 trials is the number of trials in the negative binomial
 distribution. p is the probability of an event in each trial of
 the negative binomial distribution.
 """ return _build_random_array(ranlib.negative_binomial, (trials, p), shape)
def multinomial(trials, probs, shape=[]):
 """multinomial(trials, probs) or multinomial(trials, probs, [n, m, ...]) returns
array of multinomial distributed integer vectors.
 """multinomial(trials, probs) or multinomial(trials, probs, [n, m, ...])
 Returns array of multinomial distributed integer vectors.
 trials is the number of trials in each multinomial distribution.
 probs is a one dimensional array.

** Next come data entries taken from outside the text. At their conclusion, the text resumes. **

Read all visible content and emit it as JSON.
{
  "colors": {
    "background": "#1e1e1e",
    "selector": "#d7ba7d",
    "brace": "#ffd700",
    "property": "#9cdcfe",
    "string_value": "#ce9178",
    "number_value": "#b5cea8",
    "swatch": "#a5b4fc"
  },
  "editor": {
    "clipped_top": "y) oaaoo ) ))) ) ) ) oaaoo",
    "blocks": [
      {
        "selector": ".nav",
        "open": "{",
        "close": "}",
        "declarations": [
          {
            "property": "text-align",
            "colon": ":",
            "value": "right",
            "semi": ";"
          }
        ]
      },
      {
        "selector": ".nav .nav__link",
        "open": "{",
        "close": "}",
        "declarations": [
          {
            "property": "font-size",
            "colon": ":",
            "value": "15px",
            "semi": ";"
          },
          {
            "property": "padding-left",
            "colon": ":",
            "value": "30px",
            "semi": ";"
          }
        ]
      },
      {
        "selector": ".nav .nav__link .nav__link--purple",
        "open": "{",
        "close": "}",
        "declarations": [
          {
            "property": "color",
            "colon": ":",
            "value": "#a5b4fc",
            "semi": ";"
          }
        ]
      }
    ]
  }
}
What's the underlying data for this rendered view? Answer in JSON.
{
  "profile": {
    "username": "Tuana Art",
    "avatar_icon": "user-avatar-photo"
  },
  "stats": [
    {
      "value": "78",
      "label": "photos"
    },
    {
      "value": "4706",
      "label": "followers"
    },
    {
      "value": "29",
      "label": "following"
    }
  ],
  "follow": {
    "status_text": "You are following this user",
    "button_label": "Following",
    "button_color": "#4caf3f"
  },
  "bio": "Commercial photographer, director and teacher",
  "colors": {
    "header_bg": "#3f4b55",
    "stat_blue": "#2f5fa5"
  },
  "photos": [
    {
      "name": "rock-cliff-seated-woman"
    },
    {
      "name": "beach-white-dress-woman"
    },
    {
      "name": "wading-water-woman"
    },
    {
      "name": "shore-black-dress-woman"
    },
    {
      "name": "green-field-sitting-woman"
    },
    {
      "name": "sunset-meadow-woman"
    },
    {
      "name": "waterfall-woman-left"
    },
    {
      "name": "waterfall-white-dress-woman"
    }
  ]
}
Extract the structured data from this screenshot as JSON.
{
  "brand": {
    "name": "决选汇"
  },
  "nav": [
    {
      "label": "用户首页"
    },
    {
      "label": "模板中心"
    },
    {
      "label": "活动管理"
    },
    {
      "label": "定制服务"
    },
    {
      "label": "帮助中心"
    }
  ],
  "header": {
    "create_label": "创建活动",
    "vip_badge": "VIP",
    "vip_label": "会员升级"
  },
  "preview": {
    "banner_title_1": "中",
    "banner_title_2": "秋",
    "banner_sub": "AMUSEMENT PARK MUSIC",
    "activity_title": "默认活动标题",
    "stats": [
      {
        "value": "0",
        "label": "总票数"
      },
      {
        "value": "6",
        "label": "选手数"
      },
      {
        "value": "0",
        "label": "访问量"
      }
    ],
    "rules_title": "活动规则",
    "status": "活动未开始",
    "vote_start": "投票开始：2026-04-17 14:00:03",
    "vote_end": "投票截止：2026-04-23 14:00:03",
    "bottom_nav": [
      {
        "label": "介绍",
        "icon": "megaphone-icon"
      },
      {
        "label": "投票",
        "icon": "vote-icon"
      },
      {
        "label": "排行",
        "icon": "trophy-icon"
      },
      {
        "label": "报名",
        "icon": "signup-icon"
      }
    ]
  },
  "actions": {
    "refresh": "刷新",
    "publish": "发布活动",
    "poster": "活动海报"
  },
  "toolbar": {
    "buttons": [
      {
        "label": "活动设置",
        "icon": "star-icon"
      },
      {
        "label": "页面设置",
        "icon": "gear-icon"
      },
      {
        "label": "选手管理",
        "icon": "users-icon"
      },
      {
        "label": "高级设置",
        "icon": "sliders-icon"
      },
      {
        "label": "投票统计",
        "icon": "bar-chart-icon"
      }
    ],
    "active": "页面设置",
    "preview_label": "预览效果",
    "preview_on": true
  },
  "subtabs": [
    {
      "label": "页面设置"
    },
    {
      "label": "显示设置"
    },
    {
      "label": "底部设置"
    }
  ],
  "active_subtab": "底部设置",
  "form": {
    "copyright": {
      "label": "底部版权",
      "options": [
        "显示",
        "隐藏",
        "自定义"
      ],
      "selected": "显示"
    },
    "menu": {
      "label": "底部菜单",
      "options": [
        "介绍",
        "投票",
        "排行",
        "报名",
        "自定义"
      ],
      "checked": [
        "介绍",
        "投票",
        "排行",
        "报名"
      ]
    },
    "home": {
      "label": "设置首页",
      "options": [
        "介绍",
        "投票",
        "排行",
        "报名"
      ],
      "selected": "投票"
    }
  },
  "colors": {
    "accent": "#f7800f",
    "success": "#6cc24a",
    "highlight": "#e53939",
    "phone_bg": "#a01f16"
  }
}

There are len(prob)+1 events.
 prob[i] is the probability of the ith event, 0<=i<len(prob). The
 probability of event len(prob) is 1.Numeric.sum(prob).
trials is the number of trials in each multinomial distribution.
probs is a one dimensional array. There are len(prob)+1 events.
prob[i] is the probability of the ith event, 0<=i<len(prob).
The probability of event len(prob) is 1.Numeric.sum(prob).
The first form returns a single 1D array containing one multinomially
distributed vector.
The second form returns an array of shape (m, n, ..., len(probs)).
In this case, output[i,j,...,:] is a 1D array containing a multinomially
distributed integer 1D array."""
# Check preconditions on arguments
 The first form returns a single 1D array containing one
 multinomially distributed vector.
 The second form returns an array of shape (m, n, ..., len(probs)).
 In this case, output[i,j,...,:] is a 1D array containing a
 multinomially distributed integer 1D array.
 """
 # Check preconditions on arguments probs = Numeric.array(probs) if len(probs.getshape()) != 1: raise ArgumentError, "probs must be 1 dimensional."
@@ 215,14 +270,18 @@ final_shape.append(probs.getshape()[0]+1) x = ranlib.multinomial(trials, probs.astype(Numeric.Float32), Numeric.multiply.reduce(shape))
# Change its shape to the desire one
 # Change its shape to the desire one x.setshape(final_shape) return x
def poisson(mean, shape=[]):
 """poisson(mean) or poisson(mean, [n, m, ...]) returns array of poisson
distributed random integers with specifed mean."""
 """poisson(mean) or poisson(mean, [n, m, ...])
 Returns array of poisson distributed random integers with specifed
 mean.
 """ return _build_random_array(ranlib.poisson, (mean,), shape)
def test(): import test as _test Index: Packages/RandomArray2/Lib/__init__.py =================================================================== RCS file: /cvsroot/numpy/numarray/Packages/RandomArray2/Lib/__init__.py,v retrieving revision 1.1 diff u r1.1 __init__.py  Packages/RandomArray2/Lib/__init__.py 21 Jun 2002 18:25:29 0000 1.1 +++ Packages/RandomArray2/Lib/__init__.py 22 Aug 2002 22:11:16 0000 @@ 2,3 +2,6 @@
from RandomArray2 import *
+__doc__ = RandomArray2.__doc__ + """ +See RandomArray2.RandomArray2 for more information. +"""
participants (3)

Jochen Küpper

Jochen Küpper

Todd Miller